  • How to make an MVP (minimum viable product)
  • How to market effectively
  • How to find a product / market fit
  • How to find a business style and
  • How to recover from mistakes quickly

I had started with Horn Entrepreneurship as a preliminary judge for the Hen Hatch competition, which I explained to my friends is like Shark Tank for UD students, alumni and faculty. In that program I was able to give my feedback on business ideas’ feasibility to take off and make it big time. A lot of the ideas had legs, and many of the startup ideas I helped give feedback to in Hen Hatch moved on, and one of my picks even won the competition!
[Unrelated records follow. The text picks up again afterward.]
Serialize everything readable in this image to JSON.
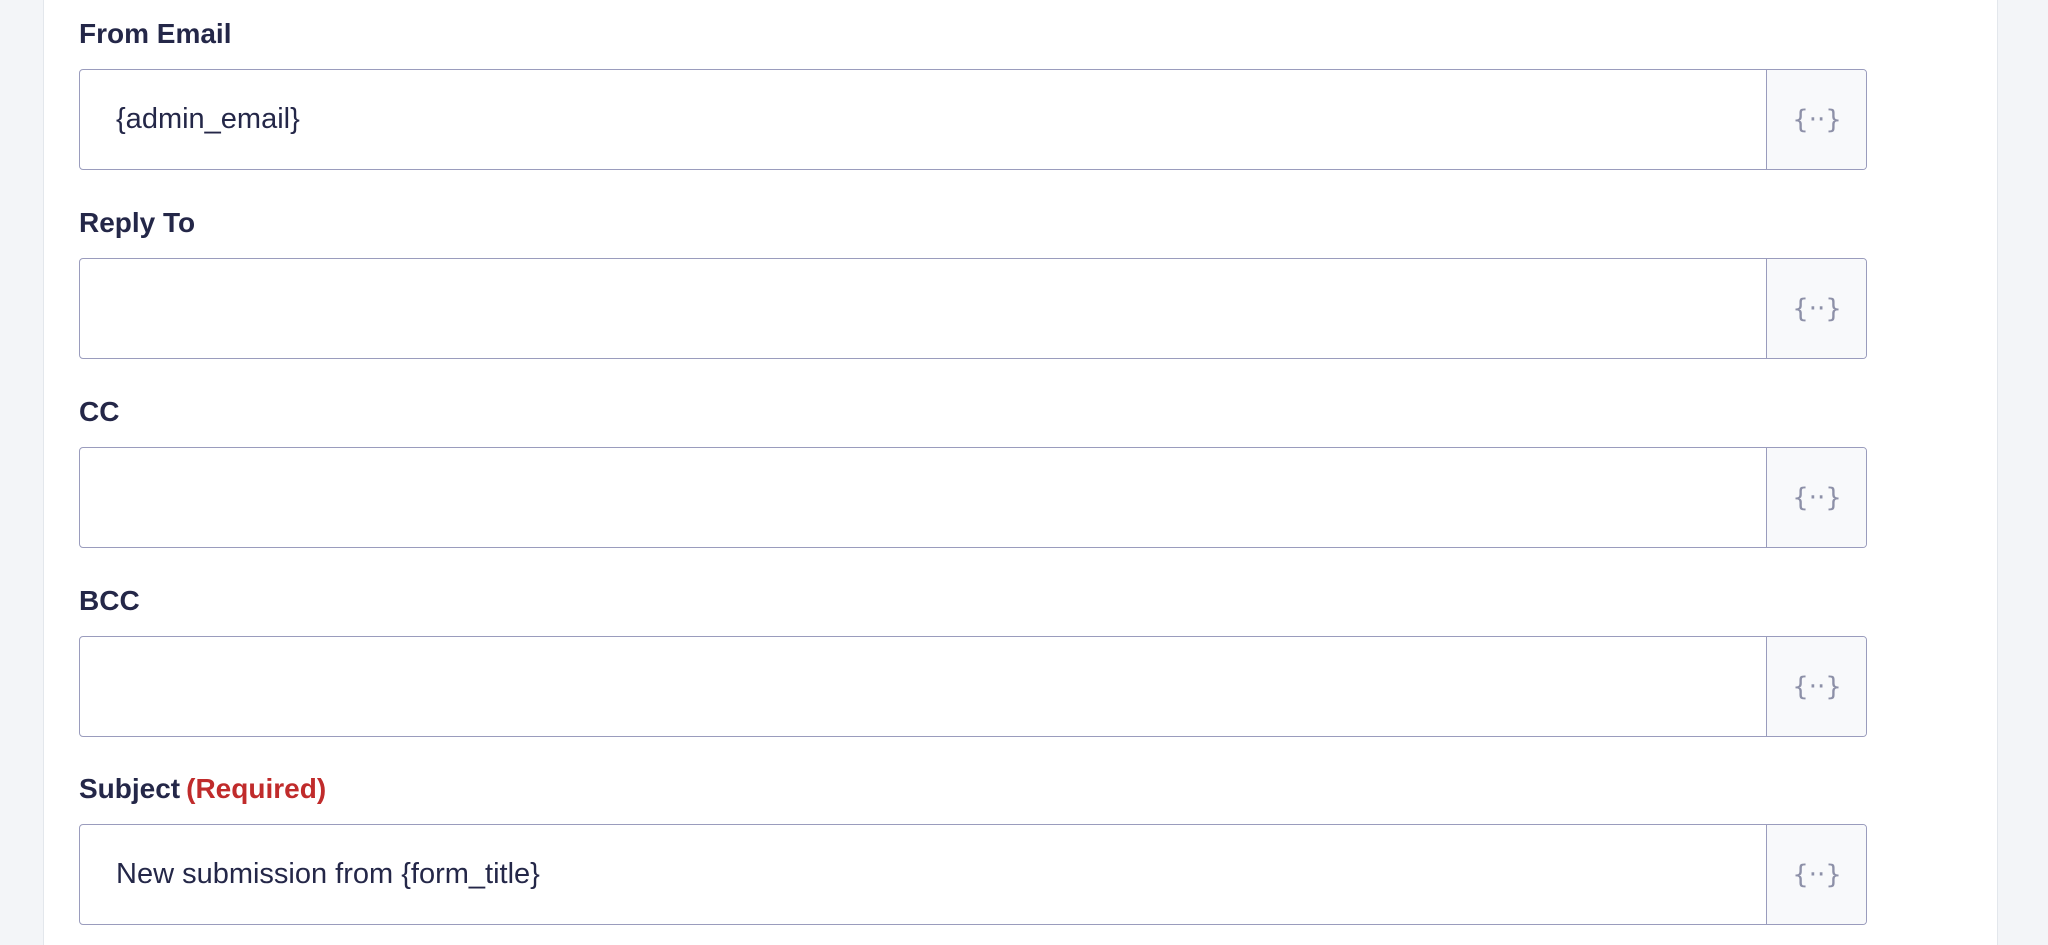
{
  "fields": [
    {
      "id": "from_email",
      "label": "From Email",
      "required_text": "",
      "value": "{admin_email}",
      "button_icon": "merge-tag-icon"
    },
    {
      "id": "reply_to",
      "label": "Reply To",
      "required_text": "",
      "value": "",
      "button_icon": "merge-tag-icon"
    },
    {
      "id": "cc",
      "label": "CC",
      "required_text": "",
      "value": "",
      "button_icon": "merge-tag-icon"
    },
    {
      "id": "bcc",
      "label": "BCC",
      "required_text": "",
      "value": "",
      "button_icon": "merge-tag-icon"
    },
    {
      "id": "subject",
      "label": "Subject",
      "required_text": "(Required)",
      "value": "New submission from {form_title}",
      "button_icon": "merge-tag-icon"
    }
  ],
  "colors": {
    "label": "#242748",
    "required": "#c02b2b",
    "border": "#9a9cbd",
    "icon": "#8d90a8",
    "page_bg": "#f3f5f8"
  }
}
When Horn Entrepreneurship asked me to be a Philanthropic Investor in the Summer Founders program, I wasn’t sure what would be involved. First: it had nothing to do with taking out my checkbook. The Philanthropic Investor’s job in the program is to help mentor and advise the startup teams. The teams only have 12 weeks, so they need to quickly bubble off anything that isn’t needed in their idea, so that only the best ideas survive.

Pivoting is the name of the game in the Summer Founders program, and the teams did a great job of keeping the kernels of their ideas, doubling down on what worked, and gutting the stuff that wasn’t working, or couldn’t be implemented in 12 weeks.

As an advisor to the Summer Founders program, I was tasked with helping teams with Tuesday Mentoring and Friday Judging.

The Tuesday Mentoring meant I could work with teams’ ideas, plans and whatever implementation details they already had, and give them immediate feedback. Some teams had super-focused strategies, technologies, and even some customers. This progress enabled us to get down to business and get focused immediately. I was able to give advice on how to hire coding freelancers and designers. I also helped hone in on messaging and tone, and even helped one team get working on an end-user experience mock-up and walk-thru of their product via wireframe software.

The Friday Judging was about seeing how far each team was able to come from the last time the advisors saw them. I didn’t see every team every Tuesday, so seeing them on some future Friday was always a surprise to see where they headed since the last Tuesday mentoring session. Every Friday, the teams would show their pitch deck, as if we were to invest in them. How viable is the idea? How big is the need? What connections have they made? For the students, getting feedback on the spot about what parts of their pitch worked, and which parts fell flat, enabled them to dust off and re-tune. The layout of the alternating days helped the students grow, and it was evident in their pitches on Friday Judging sessions.  

For me, watching the teams transform week over week was by far the best part. Each team was trying to juggle the demands of “real life” alongside their newly born business, trying to make their first sale, plus learning what it’s like when team members were and weren’t available during the process.

For me, I wanted to ensure that by the time the 12 weeks were over they could confidently get their first handshake agreement with a partner, or, better yet, a paying customer (if they didn’t have one already).

The spirit of the event has moved me to set up my own scholarship for entrepreneurs. I want to announce that I’m starting a bi-annual scholarship for anyone with an entrepreneurial idea focused on how to make the world more secure. You can find out more about that here.

All the teams grew their ideas and moved forward during the 12-week program. Watching it all happen was a reward in itself, and I hope to retain the honor of being part of the Summer Founder’s Philanthropic Advisors team again in 2019.

About Horn Entrepreneurship
Horn Entrepreneurship serves as the University of Delaware’s creative engine for entrepreneurship education and advancement. Built and actively supported by successful entrepreneurs and thought leaders, Horn Entrepreneurship empowers aspiring innovators and entrepreneurs as they pursue new ideas for a better world.

About Jeremy Moskowitz

Jeremy Moskowitz is founder of MDMandGPanswers.com and PolicyPak Software. His latest book is "Group Policy Fundamentals, Security, and Troubleshooting, third edition." GPanswers.com was ranked as one of "The 20 most useful Microsoft sites for IT professionals" by ComputerWorld magazine.

Topics: enrichment, success stories, awards